• What the task asks:
Only one number is wanted: the count of lines in the records below that hold the word "this".

══ Dataset entries ══

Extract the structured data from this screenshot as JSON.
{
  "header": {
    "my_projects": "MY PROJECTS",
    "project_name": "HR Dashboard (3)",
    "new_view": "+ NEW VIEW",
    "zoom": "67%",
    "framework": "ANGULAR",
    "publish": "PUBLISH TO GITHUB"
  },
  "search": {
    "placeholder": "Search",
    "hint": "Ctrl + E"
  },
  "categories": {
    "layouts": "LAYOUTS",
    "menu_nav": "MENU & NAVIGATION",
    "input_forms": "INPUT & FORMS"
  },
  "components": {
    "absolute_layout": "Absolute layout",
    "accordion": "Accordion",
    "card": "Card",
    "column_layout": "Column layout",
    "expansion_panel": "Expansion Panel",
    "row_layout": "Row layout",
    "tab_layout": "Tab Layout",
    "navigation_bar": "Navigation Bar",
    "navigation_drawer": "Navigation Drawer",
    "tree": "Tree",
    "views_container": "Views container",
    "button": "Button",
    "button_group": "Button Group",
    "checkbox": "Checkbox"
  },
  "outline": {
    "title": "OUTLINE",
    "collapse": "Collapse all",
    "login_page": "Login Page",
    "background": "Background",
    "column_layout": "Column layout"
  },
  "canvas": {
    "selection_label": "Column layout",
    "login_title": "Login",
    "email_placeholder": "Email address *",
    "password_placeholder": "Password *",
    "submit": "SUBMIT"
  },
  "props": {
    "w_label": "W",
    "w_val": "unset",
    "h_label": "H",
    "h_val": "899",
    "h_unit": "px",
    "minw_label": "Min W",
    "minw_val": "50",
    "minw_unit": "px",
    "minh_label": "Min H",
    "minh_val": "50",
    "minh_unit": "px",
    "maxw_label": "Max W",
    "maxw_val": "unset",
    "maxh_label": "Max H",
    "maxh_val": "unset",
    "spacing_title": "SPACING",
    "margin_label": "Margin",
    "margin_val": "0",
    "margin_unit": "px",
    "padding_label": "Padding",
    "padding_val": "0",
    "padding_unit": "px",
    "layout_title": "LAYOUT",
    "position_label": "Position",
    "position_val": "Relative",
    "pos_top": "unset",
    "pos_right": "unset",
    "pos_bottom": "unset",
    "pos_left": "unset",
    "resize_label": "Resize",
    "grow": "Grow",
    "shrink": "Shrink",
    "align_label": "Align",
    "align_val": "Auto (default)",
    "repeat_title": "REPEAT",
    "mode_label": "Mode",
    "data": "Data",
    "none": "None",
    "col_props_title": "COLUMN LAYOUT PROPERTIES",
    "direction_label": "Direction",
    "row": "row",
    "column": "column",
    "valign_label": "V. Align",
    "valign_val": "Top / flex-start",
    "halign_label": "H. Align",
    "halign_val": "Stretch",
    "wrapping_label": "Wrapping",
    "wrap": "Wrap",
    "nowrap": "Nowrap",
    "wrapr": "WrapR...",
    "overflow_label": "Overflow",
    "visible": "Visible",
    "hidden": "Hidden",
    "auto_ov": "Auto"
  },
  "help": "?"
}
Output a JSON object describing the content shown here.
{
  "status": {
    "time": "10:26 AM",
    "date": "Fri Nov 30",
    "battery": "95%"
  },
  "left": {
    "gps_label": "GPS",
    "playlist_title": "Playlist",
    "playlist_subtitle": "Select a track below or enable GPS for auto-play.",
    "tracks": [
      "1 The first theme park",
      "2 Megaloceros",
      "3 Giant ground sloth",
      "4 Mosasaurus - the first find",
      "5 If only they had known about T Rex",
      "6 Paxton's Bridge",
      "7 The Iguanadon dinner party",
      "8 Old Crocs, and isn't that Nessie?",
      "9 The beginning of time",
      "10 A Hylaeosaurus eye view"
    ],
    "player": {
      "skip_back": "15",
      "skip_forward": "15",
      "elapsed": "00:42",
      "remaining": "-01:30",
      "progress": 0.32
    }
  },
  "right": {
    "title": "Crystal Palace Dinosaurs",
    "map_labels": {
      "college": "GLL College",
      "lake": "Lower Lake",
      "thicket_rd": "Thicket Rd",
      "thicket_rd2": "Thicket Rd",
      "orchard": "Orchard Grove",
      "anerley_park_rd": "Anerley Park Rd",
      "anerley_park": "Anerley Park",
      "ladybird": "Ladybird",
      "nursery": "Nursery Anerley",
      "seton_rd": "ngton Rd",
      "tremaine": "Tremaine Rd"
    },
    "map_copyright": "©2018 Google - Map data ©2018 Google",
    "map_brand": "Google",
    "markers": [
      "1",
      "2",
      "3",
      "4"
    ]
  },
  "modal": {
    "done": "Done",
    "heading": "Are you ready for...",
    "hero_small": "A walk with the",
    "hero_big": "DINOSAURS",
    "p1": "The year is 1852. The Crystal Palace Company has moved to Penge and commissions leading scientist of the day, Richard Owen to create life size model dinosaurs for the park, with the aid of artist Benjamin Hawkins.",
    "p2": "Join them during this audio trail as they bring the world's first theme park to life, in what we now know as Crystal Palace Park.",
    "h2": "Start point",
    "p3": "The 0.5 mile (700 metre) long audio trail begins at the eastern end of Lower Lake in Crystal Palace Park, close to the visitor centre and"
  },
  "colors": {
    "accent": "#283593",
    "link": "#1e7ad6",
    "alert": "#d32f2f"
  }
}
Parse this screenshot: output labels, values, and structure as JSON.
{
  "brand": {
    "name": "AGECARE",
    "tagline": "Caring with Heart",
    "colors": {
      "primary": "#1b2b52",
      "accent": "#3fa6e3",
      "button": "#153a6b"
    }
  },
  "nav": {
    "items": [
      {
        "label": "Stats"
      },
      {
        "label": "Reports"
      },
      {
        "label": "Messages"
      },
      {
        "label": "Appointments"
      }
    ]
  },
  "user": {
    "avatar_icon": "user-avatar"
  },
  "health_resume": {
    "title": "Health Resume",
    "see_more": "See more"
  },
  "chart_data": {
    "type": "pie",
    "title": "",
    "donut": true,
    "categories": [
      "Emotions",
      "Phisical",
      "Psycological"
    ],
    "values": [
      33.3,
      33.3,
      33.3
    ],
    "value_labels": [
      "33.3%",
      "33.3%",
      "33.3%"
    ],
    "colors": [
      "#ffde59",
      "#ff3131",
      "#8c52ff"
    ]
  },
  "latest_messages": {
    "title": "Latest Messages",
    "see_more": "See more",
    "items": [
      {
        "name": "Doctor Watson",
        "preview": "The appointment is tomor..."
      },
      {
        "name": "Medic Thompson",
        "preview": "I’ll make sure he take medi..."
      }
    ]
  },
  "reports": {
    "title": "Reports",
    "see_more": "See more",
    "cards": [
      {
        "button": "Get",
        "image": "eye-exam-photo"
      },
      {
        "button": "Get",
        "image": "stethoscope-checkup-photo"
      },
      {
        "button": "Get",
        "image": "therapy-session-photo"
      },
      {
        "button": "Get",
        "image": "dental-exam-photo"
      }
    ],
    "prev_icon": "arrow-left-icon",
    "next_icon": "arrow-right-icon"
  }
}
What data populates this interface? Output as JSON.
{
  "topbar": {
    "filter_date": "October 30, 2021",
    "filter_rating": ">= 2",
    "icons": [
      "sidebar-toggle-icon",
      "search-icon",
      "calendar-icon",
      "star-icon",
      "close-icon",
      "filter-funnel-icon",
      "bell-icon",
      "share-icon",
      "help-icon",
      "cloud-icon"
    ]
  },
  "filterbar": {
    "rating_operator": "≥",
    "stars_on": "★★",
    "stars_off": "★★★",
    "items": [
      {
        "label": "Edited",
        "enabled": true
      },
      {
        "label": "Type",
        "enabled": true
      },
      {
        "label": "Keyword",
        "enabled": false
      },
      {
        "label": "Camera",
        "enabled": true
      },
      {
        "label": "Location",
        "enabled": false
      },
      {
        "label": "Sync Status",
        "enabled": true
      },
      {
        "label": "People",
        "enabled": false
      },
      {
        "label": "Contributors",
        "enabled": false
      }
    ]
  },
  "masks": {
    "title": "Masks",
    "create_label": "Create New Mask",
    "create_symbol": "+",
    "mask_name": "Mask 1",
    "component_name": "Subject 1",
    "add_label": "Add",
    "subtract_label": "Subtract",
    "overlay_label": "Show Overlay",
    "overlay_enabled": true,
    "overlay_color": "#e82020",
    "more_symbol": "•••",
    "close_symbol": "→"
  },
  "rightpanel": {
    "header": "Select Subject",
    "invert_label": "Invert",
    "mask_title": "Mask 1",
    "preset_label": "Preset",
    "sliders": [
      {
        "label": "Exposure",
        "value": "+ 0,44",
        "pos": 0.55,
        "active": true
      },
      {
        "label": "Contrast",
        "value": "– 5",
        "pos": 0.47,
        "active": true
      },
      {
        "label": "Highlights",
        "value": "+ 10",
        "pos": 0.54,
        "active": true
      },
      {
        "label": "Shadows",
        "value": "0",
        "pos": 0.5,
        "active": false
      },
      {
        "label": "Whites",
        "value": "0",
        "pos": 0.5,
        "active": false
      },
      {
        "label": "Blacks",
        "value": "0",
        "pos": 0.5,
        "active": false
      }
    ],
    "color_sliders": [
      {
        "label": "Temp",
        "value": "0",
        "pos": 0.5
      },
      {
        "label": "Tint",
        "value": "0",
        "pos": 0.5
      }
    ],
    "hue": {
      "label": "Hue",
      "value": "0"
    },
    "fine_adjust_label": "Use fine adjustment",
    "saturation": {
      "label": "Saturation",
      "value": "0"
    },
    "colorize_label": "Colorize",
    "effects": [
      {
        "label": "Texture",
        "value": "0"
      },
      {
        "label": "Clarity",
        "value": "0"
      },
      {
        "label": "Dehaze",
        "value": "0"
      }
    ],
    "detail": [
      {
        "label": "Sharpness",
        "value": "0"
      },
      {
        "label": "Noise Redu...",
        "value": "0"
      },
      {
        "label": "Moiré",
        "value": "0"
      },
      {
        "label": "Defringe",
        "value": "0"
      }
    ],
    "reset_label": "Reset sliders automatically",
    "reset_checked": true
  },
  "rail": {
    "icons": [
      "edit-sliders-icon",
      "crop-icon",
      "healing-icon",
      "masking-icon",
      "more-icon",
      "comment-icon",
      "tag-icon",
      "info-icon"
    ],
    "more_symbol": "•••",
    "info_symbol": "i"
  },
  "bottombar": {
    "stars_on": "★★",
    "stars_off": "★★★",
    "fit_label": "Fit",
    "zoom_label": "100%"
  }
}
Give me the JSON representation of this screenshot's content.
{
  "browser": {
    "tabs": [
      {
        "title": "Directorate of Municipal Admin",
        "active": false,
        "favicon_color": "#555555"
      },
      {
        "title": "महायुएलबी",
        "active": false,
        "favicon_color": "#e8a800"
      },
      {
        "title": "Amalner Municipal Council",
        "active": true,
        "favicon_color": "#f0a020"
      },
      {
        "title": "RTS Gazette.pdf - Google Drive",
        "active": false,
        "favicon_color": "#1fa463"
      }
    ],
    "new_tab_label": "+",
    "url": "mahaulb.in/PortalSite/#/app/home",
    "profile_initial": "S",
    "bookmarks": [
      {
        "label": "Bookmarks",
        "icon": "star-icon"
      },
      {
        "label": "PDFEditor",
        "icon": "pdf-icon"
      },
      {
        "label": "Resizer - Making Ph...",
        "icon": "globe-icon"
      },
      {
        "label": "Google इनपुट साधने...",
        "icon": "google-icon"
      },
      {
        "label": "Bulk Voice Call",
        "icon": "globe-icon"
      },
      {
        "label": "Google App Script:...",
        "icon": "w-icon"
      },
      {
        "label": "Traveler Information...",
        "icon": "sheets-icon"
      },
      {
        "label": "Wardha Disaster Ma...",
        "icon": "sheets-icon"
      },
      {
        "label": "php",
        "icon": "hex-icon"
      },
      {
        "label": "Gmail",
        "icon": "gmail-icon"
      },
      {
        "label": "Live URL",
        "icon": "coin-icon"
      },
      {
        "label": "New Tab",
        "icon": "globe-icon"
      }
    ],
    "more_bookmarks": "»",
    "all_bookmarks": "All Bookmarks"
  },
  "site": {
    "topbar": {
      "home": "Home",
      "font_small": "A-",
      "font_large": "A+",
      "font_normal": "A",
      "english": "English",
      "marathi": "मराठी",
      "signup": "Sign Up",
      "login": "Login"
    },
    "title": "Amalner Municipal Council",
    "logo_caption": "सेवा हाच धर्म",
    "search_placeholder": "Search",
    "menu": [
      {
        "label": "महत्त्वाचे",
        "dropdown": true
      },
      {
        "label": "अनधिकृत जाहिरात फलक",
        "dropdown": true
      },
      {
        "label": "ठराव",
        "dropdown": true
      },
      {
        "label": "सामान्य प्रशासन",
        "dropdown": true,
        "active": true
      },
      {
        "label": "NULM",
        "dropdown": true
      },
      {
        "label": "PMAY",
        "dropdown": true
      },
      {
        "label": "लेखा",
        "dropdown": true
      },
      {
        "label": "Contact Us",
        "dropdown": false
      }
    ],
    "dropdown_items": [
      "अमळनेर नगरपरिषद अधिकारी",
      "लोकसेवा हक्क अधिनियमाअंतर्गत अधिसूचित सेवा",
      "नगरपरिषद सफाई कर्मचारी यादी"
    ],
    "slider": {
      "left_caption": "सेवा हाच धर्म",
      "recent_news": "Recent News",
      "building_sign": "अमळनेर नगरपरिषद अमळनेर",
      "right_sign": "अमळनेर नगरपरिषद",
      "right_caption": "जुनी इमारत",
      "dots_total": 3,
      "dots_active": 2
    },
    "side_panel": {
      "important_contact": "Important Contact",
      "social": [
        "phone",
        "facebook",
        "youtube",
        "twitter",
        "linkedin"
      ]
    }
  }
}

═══

• Finished task:
5